| Work instruction |
Give the entries again exactly. Skip the pictures.

| Study material |

________________________

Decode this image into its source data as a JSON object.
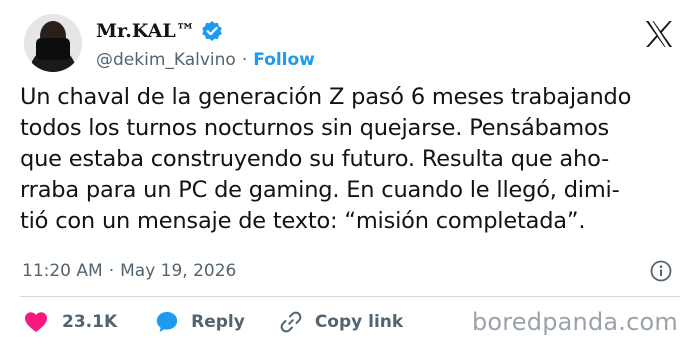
{
  "author": {
    "display_name": "Mr.KAL™",
    "handle": "@dekim_Kalvino",
    "separator": "·",
    "follow_label": "Follow"
  },
  "tweet": {
    "text": "Un chaval de la generación Z pasó 6 meses trabajando\ntodos los turnos nocturnos sin quejarse. Pensábamos\nque estaba construyendo su futuro. Resulta que aho-\nrraba para un PC de gaming. En cuando le llegó, dimi-\ntió con un mensaje de texto: “misión completada”.",
    "time": "11:20 AM",
    "separator": "·",
    "date": "May 19, 2026"
  },
  "actions": {
    "likes_count": "23.1K",
    "reply_label": "Reply",
    "copy_link_label": "Copy link"
  },
  "watermark": "boredpanda.com",
  "colors": {
    "accent": "#1d9bf0",
    "like": "#f91880",
    "text": "#0f1419",
    "secondary": "#536471"
  },
  "icons": {
    "verified": "verified-badge-icon",
    "platform": "x-logo-icon",
    "info": "info-icon",
    "like": "heart-icon",
    "reply": "speech-bubble-icon",
    "copy": "link-icon"
  }
}
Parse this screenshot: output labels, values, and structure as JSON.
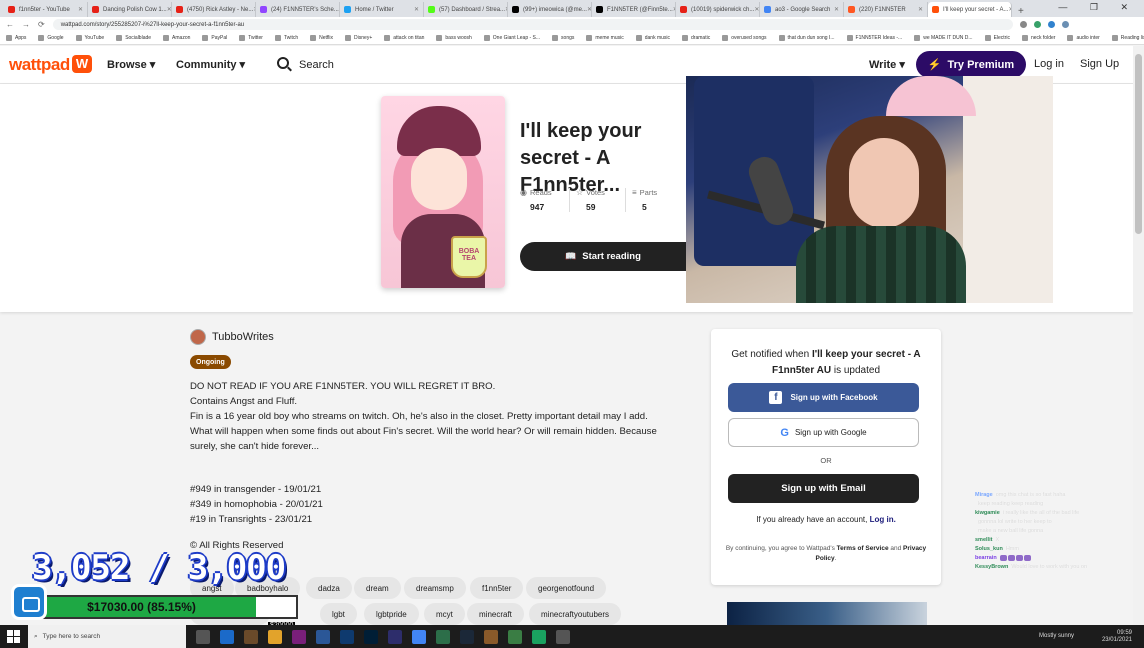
{
  "browser": {
    "tabs": [
      {
        "label": "f1nn5ter - YouTube",
        "color": "#e62117"
      },
      {
        "label": "Dancing Polish Cow 1...",
        "color": "#e62117"
      },
      {
        "label": "(4750) Rick Astley - Ne...",
        "color": "#e62117"
      },
      {
        "label": "(24) F1NN5TER's Sche...",
        "color": "#9146ff"
      },
      {
        "label": "Home / Twitter",
        "color": "#1da1f2"
      },
      {
        "label": "(57) Dashboard / Strea...",
        "color": "#53fc18"
      },
      {
        "label": "(99+) imeowica (@me...",
        "color": "#000000"
      },
      {
        "label": "F1NN5TER (@Finn5te...",
        "color": "#000000"
      },
      {
        "label": "(10019) spiderwick ch...",
        "color": "#e62117"
      },
      {
        "label": "ao3 - Google Search",
        "color": "#4285f4"
      },
      {
        "label": "(220) F1NN5TER",
        "color": "#ff5722"
      },
      {
        "label": "I'll keep your secret - A...",
        "color": "#ff500a",
        "active": true
      }
    ],
    "url": "wattpad.com/story/255285207-i%27ll-keep-your-secret-a-f1nn5ter-au",
    "bookmarks": [
      "Apps",
      "Google",
      "YouTube",
      "Socialblade",
      "Amazon",
      "PayPal",
      "Twitter",
      "Twitch",
      "Netflix",
      "Disney+",
      "attack on titan",
      "bass woosh",
      "One Giant Leap - S...",
      "songs",
      "meme music",
      "dank music",
      "dramatic",
      "overused songs",
      "that dun dun song I...",
      "F1NN5TER Ideas -...",
      "we MADE IT DUN D...",
      "Electric",
      "neck folder",
      "audio inter",
      "Reading list"
    ]
  },
  "header": {
    "logo": "wattpad",
    "browse": "Browse ▾",
    "community": "Community ▾",
    "search": "Search",
    "write": "Write ▾",
    "premium": "Try Premium",
    "login": "Log in",
    "signup": "Sign Up"
  },
  "story": {
    "title": "I'll keep your secret - A F1nn5ter...",
    "cover_text": "BOBA TEA",
    "stats": [
      {
        "label": "Reads",
        "value": "947",
        "icon": "eye-icon"
      },
      {
        "label": "Votes",
        "value": "59",
        "icon": "star-icon"
      },
      {
        "label": "Parts",
        "value": "5",
        "icon": "list-icon"
      }
    ],
    "start_reading": "Start reading",
    "author": "TubboWrites",
    "status": "Ongoing",
    "description": [
      "DO NOT READ IF YOU ARE F1NN5TER. YOU WILL REGRET IT BRO.",
      "Contains Angst and Fluff.",
      "Fin is a 16 year old boy who streams on twitch. Oh, he's also in the closet. Pretty important detail may I add. What will happen when some finds out about Fin's secret. Will the world hear? Or will remain hidden. Because surely, she can't hide forever..."
    ],
    "ranks": [
      "#949 in transgender - 19/01/21",
      "#349 in homophobia - 20/01/21",
      "#19 in Transrights - 23/01/21"
    ],
    "rights": "© All Rights Reserved",
    "tags": [
      "angst",
      "badboyhalo",
      "dadza",
      "dream",
      "dreamsmp",
      "f1nn5ter",
      "georgenotfound",
      "georgenotfound",
      "lgbt",
      "lgbtpride",
      "mcyt",
      "minecraft",
      "minecraftyoutubers"
    ]
  },
  "signup_panel": {
    "head_prefix": "Get notified when ",
    "head_bold": "I'll keep your secret - A F1nn5ter AU",
    "head_suffix": " is updated",
    "facebook": "Sign up with Facebook",
    "google": "Sign up with Google",
    "or": "OR",
    "email": "Sign up with Email",
    "have_account": "If you already have an account, ",
    "login": "Log in.",
    "terms_prefix": "By continuing, you agree to Wattpad's ",
    "terms": "Terms of Service",
    "and": " and ",
    "privacy": "Privacy Policy",
    "period": "."
  },
  "stream": {
    "counter": "3,052 / 3,000",
    "donation_text": "$17030.00 (85.15%)",
    "donation_progress": 0.8515,
    "bar_aux": "$20000",
    "chat": [
      {
        "name": "Mirage",
        "msg": "omg this chat is so fast haha",
        "color": "#7aa7ff"
      },
      {
        "name": "",
        "msg": "keep reading keep reading",
        "color": "#d0d0d0"
      },
      {
        "name": "kiwgamie",
        "msg": "i really like the all of the bad life",
        "color": "#2e8b57"
      },
      {
        "name": "",
        "msg": "gonnna lol write to her keep to",
        "color": "#d0d0d0"
      },
      {
        "name": "",
        "msg": "make a new ball life gonna",
        "color": "#d0d0d0"
      },
      {
        "name": "smellit",
        "msg": "X",
        "color": "#2e8b57"
      },
      {
        "name": "Solus_kun",
        "msg": "Hmm",
        "color": "#2e8b57"
      },
      {
        "name": "bearrain",
        "msg": "",
        "color": "#7b3fe4"
      },
      {
        "name": "KessyBrown",
        "msg": "Would love to work with you on",
        "color": "#2e8b57"
      }
    ]
  },
  "taskbar": {
    "search": "Type here to search",
    "weather": "Mostly sunny",
    "time": "09:59",
    "date": "23/01/2021"
  }
}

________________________

| Response |
Decode this image into its source data as a JSON object.
{
  "author": {
    "display_name": "Mr.KAL™",
    "handle": "@dekim_Kalvino",
    "separator": "·",
    "follow_label": "Follow"
  },
  "tweet": {
    "text": "Un chaval de la generación Z pasó 6 meses trabajando\ntodos los turnos nocturnos sin quejarse. Pensábamos\nque estaba construyendo su futuro. Resulta que aho-\nrraba para un PC de gaming. En cuando le llegó, dimi-\ntió con un mensaje de texto: “misión completada”.",
    "time": "11:20 AM",
    "separator": "·",
    "date": "May 19, 2026"
  },
  "actions": {
    "likes_count": "23.1K",
    "reply_label": "Reply",
    "copy_link_label": "Copy link"
  },
  "watermark": "boredpanda.com",
  "colors": {
    "accent": "#1d9bf0",
    "like": "#f91880",
    "text": "#0f1419",
    "secondary": "#536471"
  },
  "icons": {
    "verified": "verified-badge-icon",
    "platform": "x-logo-icon",
    "info": "info-icon",
    "like": "heart-icon",
    "reply": "speech-bubble-icon",
    "copy": "link-icon"
  }
}
Parse this screenshot: output labels, values, and structure as JSON.
{
  "browser": {
    "tabs": [
      {
        "label": "f1nn5ter - YouTube",
        "color": "#e62117"
      },
      {
        "label": "Dancing Polish Cow 1...",
        "color": "#e62117"
      },
      {
        "label": "(4750) Rick Astley - Ne...",
        "color": "#e62117"
      },
      {
        "label": "(24) F1NN5TER's Sche...",
        "color": "#9146ff"
      },
      {
        "label": "Home / Twitter",
        "color": "#1da1f2"
      },
      {
        "label": "(57) Dashboard / Strea...",
        "color": "#53fc18"
      },
      {
        "label": "(99+) imeowica (@me...",
        "color": "#000000"
      },
      {
        "label": "F1NN5TER (@Finn5te...",
        "color": "#000000"
      },
      {
        "label": "(10019) spiderwick ch...",
        "color": "#e62117"
      },
      {
        "label": "ao3 - Google Search",
        "color": "#4285f4"
      },
      {
        "label": "(220) F1NN5TER",
        "color": "#ff5722"
      },
      {
        "label": "I'll keep your secret - A...",
        "color": "#ff500a",
        "active": true
      }
    ],
    "url": "wattpad.com/story/255285207-i%27ll-keep-your-secret-a-f1nn5ter-au",
    "bookmarks": [
      "Apps",
      "Google",
      "YouTube",
      "Socialblade",
      "Amazon",
      "PayPal",
      "Twitter",
      "Twitch",
      "Netflix",
      "Disney+",
      "attack on titan",
      "bass woosh",
      "One Giant Leap - S...",
      "songs",
      "meme music",
      "dank music",
      "dramatic",
      "overused songs",
      "that dun dun song I...",
      "F1NN5TER Ideas -...",
      "we MADE IT DUN D...",
      "Electric",
      "neck folder",
      "audio inter",
      "Reading list"
    ]
  },
  "header": {
    "logo": "wattpad",
    "browse": "Browse ▾",
    "community": "Community ▾",
    "search": "Search",
    "write": "Write ▾",
    "premium": "Try Premium",
    "login": "Log in",
    "signup": "Sign Up"
  },
  "story": {
    "title": "I'll keep your secret - A F1nn5ter...",
    "cover_text": "BOBA TEA",
    "stats": [
      {
        "label": "Reads",
        "value": "947",
        "icon": "eye-icon"
      },
      {
        "label": "Votes",
        "value": "59",
        "icon": "star-icon"
      },
      {
        "label": "Parts",
        "value": "5",
        "icon": "list-icon"
      }
    ],
    "start_reading": "Start reading",
    "author": "TubboWrites",
    "status": "Ongoing",
    "description": [
      "DO NOT READ IF YOU ARE F1NN5TER. YOU WILL REGRET IT BRO.",
      "Contains Angst and Fluff.",
      "Fin is a 16 year old boy who streams on twitch. Oh, he's also in the closet. Pretty important detail may I add. What will happen when some finds out about Fin's secret. Will the world hear? Or will remain hidden. Because surely, she can't hide forever..."
    ],
    "ranks": [
      "#949 in transgender - 19/01/21",
      "#349 in homophobia - 20/01/21",
      "#19 in Transrights - 23/01/21"
    ],
    "rights": "© All Rights Reserved",
    "tags": [
      "angst",
      "badboyhalo",
      "dadza",
      "dream",
      "dreamsmp",
      "f1nn5ter",
      "georgenotfound",
      "georgenotfound",
      "lgbt",
      "lgbtpride",
      "mcyt",
      "minecraft",
      "minecraftyoutubers"
    ]
  },
  "signup_panel": {
    "head_prefix": "Get notified when ",
    "head_bold": "I'll keep your secret - A F1nn5ter AU",
    "head_suffix": " is updated",
    "facebook": "Sign up with Facebook",
    "google": "Sign up with Google",
    "or": "OR",
    "email": "Sign up with Email",
    "have_account": "If you already have an account, ",
    "login": "Log in.",
    "terms_prefix": "By continuing, you agree to Wattpad's ",
    "terms": "Terms of Service",
    "and": " and ",
    "privacy": "Privacy Policy",
    "period": "."
  },
  "stream": {
    "counter": "3,052 / 3,000",
    "donation_text": "$17030.00 (85.15%)",
    "donation_progress": 0.8515,
    "bar_aux": "$20000",
    "chat": [
      {
        "name": "Mirage",
        "msg": "omg this chat is so fast haha",
        "color": "#7aa7ff"
      },
      {
        "name": "",
        "msg": "keep reading keep reading",
        "color": "#d0d0d0"
      },
      {
        "name": "kiwgamie",
        "msg": "i really like the all of the bad life",
        "color": "#2e8b57"
      },
      {
        "name": "",
        "msg": "gonnna lol write to her keep to",
        "color": "#d0d0d0"
      },
      {
        "name": "",
        "msg": "make a new ball life gonna",
        "color": "#d0d0d0"
      },
      {
        "name": "smellit",
        "msg": "X",
        "color": "#2e8b57"
      },
      {
        "name": "Solus_kun",
        "msg": "Hmm",
        "color": "#2e8b57"
      },
      {
        "name": "bearrain",
        "msg": "",
        "color": "#7b3fe4"
      },
      {
        "name": "KessyBrown",
        "msg": "Would love to work with you on",
        "color": "#2e8b57"
      }
    ]
  },
  "taskbar": {
    "search": "Type here to search",
    "weather": "Mostly sunny",
    "time": "09:59",
    "date": "23/01/2021"
  }
}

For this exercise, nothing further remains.